the tasty stuff
While the architecture was impressive, I am ruled my gastronomic curiosity. Burgundy wine and regional specialities are on my agenda for my day trip.
Flavors of Bourgogne, besides mustard, include Cassis a black currant liquor used in everyting from Kirs to desserts is popular (If you would like a recipe for a Kir or Kir Royale, you can find it here).
Another regional specialty is Escargots de Bourgogne, snails served in the shell stuffed and cooked in plenty of minced shallots, garlic, parsley, and butter. Les oeufs en Meurette (eggs poached in red wine and then the wine is used to make a rich sauce with vegetables and often served with croutons (toasted bread). This was a perfect choice for a grey day.
Le Persillé d’Or (or jambon persillé) is a terrine made with pork shoulder cut into chunks and bound with parsley-laden gelatin, flavored with herbs (originally it was made with various parts of the pork head, but not many people do that anymore). It is traditionally made for Easter. I decide to dine at le cloque for its beautiful garden setting and reputation for food. It did not disappoint and the service was first-rate.
After lunch I visited more sites and went shopping for wine and mustard. Although I was still too stuffed from my lengthy lunch experimentation to eat anything else a Kir apéritif at Chapeau Rouge was perfect and I was able to learn about regional digestives of which I had never heard.
It was like that. A day trip sparked by my love of mustard. It is not whether I will go back to Dijon and further explore the Burgundy region, it is only a matter of when.
13 Place de la Libération
33 (0)3 80 38 05 05
One Michelin star. Beautiful interior dining or romantic terrace dining on Place de la Liberation.
Chef Jean-Pierre Billoux. The toasted lobster is a favorite.
Les Jardins de la Cloche
14 place Darcy
33 (0)3 80 30 12 32
Indoor and outdoor seating next to beautiful gardens. Large wine tasting/dining room in the cellar. Awarded Le Petit Futé by Michelin. Flavors of Burgundy as well as seasonal menu. Delicious.
Hostellerie du Chapeau Rouge-Restaurant William Frachot
5 rue Michelet
33 (0)3 80 50 88 88

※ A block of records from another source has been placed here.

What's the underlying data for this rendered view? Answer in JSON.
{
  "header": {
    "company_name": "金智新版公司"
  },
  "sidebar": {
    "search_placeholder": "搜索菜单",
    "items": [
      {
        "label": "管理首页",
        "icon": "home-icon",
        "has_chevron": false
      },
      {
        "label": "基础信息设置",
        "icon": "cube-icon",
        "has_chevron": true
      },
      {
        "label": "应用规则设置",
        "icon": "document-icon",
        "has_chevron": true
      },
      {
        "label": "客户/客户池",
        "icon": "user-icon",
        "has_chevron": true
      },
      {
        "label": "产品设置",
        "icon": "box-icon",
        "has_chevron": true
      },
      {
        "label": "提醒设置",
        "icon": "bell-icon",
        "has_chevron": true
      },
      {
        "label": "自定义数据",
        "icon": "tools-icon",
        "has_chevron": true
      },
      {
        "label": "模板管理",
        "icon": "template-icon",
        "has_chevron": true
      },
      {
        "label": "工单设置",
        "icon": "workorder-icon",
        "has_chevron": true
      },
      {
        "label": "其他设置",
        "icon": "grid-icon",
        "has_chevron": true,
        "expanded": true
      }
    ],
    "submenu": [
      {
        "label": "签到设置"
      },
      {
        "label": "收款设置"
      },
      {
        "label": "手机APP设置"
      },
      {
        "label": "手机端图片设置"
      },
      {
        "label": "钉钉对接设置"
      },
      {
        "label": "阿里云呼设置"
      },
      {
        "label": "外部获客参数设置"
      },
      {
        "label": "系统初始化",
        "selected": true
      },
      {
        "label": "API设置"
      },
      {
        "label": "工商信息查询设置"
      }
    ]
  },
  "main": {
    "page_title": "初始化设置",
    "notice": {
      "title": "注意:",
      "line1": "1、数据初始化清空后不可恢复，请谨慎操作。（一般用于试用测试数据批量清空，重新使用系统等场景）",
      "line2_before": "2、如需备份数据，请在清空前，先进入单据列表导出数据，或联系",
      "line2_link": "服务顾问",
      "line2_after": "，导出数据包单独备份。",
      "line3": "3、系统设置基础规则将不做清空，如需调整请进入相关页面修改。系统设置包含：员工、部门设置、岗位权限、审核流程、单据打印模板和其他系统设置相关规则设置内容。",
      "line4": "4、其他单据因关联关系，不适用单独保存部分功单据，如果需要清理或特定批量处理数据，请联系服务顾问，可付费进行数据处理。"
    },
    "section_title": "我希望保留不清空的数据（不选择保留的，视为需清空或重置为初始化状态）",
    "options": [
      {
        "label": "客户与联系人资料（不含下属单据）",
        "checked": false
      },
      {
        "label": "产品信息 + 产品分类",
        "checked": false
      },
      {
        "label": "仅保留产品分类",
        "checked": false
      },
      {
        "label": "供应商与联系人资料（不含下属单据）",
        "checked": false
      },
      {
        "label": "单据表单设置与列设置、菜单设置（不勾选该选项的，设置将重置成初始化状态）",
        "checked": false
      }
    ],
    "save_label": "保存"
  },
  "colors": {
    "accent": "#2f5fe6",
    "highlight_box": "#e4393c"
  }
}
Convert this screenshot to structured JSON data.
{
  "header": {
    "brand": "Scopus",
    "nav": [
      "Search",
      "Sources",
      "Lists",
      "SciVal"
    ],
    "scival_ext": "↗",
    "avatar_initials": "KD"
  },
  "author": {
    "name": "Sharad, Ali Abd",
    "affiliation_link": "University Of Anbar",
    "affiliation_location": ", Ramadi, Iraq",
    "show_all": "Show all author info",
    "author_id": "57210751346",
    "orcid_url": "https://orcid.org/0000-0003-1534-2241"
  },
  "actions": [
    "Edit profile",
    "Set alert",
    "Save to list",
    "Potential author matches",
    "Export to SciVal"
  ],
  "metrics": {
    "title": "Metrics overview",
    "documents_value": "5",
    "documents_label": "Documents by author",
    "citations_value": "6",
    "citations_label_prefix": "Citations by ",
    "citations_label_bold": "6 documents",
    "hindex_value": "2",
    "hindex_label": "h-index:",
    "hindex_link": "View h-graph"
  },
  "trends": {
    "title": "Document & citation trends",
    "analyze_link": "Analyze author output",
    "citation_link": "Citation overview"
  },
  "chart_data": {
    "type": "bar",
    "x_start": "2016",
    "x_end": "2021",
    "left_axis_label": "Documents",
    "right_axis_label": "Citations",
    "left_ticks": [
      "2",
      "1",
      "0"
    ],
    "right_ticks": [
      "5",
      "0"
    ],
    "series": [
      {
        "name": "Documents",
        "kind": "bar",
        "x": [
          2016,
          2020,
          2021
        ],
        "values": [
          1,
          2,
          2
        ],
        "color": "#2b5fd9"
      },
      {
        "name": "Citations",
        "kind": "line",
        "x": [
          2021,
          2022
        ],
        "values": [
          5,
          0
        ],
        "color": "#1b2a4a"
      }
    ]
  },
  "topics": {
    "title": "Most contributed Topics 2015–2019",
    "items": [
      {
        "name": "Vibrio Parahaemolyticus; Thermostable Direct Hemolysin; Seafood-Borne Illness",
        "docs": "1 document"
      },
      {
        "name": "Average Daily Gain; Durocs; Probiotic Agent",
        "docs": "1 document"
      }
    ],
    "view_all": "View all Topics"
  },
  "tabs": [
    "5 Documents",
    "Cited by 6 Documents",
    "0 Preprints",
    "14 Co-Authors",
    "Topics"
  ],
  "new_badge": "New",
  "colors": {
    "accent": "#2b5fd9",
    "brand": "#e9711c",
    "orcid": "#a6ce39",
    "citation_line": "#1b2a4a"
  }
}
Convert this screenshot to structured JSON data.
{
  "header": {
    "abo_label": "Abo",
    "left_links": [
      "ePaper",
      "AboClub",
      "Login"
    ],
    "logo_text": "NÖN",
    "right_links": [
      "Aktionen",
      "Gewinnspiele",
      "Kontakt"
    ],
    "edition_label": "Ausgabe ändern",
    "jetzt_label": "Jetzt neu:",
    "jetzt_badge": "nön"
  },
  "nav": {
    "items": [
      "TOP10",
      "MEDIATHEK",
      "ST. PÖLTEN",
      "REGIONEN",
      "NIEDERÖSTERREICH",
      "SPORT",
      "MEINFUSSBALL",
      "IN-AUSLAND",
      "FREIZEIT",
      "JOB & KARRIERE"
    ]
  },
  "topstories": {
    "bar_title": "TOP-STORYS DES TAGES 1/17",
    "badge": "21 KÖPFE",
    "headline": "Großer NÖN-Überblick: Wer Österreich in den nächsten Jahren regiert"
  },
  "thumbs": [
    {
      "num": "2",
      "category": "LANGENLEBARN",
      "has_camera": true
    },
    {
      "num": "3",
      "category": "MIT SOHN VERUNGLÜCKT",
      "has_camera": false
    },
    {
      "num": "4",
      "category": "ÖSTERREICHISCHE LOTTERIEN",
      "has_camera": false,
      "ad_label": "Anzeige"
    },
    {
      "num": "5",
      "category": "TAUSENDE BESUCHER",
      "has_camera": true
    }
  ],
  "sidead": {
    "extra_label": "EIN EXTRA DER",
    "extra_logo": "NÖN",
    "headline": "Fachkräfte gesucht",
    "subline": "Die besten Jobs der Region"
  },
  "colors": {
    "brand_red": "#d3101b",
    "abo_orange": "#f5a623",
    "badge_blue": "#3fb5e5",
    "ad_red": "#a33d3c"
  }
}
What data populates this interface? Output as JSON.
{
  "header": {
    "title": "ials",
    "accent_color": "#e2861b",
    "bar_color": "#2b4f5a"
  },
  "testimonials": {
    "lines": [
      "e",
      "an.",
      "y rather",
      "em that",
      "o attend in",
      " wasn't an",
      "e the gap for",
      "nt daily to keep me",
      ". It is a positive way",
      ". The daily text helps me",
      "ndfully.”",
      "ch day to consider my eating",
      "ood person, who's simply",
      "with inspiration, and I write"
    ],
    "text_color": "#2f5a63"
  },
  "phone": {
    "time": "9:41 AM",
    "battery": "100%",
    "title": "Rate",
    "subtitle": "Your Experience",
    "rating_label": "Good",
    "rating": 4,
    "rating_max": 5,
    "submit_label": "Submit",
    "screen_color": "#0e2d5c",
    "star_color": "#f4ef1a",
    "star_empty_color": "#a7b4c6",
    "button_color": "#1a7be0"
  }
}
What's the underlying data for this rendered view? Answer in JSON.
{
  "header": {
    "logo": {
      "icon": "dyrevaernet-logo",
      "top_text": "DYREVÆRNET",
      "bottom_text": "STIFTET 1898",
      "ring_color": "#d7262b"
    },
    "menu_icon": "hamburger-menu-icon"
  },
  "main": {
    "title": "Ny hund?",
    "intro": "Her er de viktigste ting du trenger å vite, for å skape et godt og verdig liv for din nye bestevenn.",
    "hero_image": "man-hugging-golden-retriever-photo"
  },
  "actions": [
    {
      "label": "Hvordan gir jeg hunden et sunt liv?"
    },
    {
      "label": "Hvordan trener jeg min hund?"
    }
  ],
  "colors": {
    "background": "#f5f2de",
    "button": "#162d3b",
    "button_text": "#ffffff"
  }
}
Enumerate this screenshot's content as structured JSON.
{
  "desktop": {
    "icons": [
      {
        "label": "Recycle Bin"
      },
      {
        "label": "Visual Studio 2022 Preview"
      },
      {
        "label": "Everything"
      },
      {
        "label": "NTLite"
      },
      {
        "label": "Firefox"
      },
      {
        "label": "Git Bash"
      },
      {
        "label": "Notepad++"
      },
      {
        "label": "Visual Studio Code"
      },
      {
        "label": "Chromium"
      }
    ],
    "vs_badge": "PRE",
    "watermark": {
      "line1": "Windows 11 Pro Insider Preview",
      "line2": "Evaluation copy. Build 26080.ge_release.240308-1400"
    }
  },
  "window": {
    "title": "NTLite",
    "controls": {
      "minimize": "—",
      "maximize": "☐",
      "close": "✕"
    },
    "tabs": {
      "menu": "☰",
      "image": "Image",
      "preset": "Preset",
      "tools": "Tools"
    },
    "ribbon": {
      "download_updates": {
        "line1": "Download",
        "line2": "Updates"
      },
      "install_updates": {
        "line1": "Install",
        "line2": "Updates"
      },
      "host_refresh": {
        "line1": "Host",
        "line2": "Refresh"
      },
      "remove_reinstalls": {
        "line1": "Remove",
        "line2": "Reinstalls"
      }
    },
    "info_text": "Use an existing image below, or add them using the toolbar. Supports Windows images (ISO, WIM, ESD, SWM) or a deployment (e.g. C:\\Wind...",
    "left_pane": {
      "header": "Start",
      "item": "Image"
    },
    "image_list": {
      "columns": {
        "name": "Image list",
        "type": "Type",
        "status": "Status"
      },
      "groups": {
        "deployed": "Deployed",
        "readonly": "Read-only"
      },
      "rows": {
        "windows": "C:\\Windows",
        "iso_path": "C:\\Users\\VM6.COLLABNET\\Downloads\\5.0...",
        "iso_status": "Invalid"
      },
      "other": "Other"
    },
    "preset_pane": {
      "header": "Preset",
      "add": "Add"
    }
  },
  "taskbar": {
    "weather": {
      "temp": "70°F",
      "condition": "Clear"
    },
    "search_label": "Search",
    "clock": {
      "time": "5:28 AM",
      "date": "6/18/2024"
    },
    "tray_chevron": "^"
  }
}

The restaurant boasts a chic, clean decor where you can enjoy Chef Frachot’s gastronomic take on Burgundy classics.
Awarded 2 michelin stars (2014) and Le Petit Futé. Set in the front room of a hotel.
You can find the Maille Boutique on 32 rue de la Liberté.
For more informtion on Dijon, begin here
Tags: Burgundy, cassis, Cathédrale Saint-Bénigne de Dijon, Dijon, France, kir, le musée de la Vie Bourguigone, Le Pré aux Clercs, Les Jardins de la Cloche, moutarde, Musée Archeologique, mustard, Notre Dame de Dijon, Parcours de la Chouette, Paris (Paris), Place de la Libération, William Frachot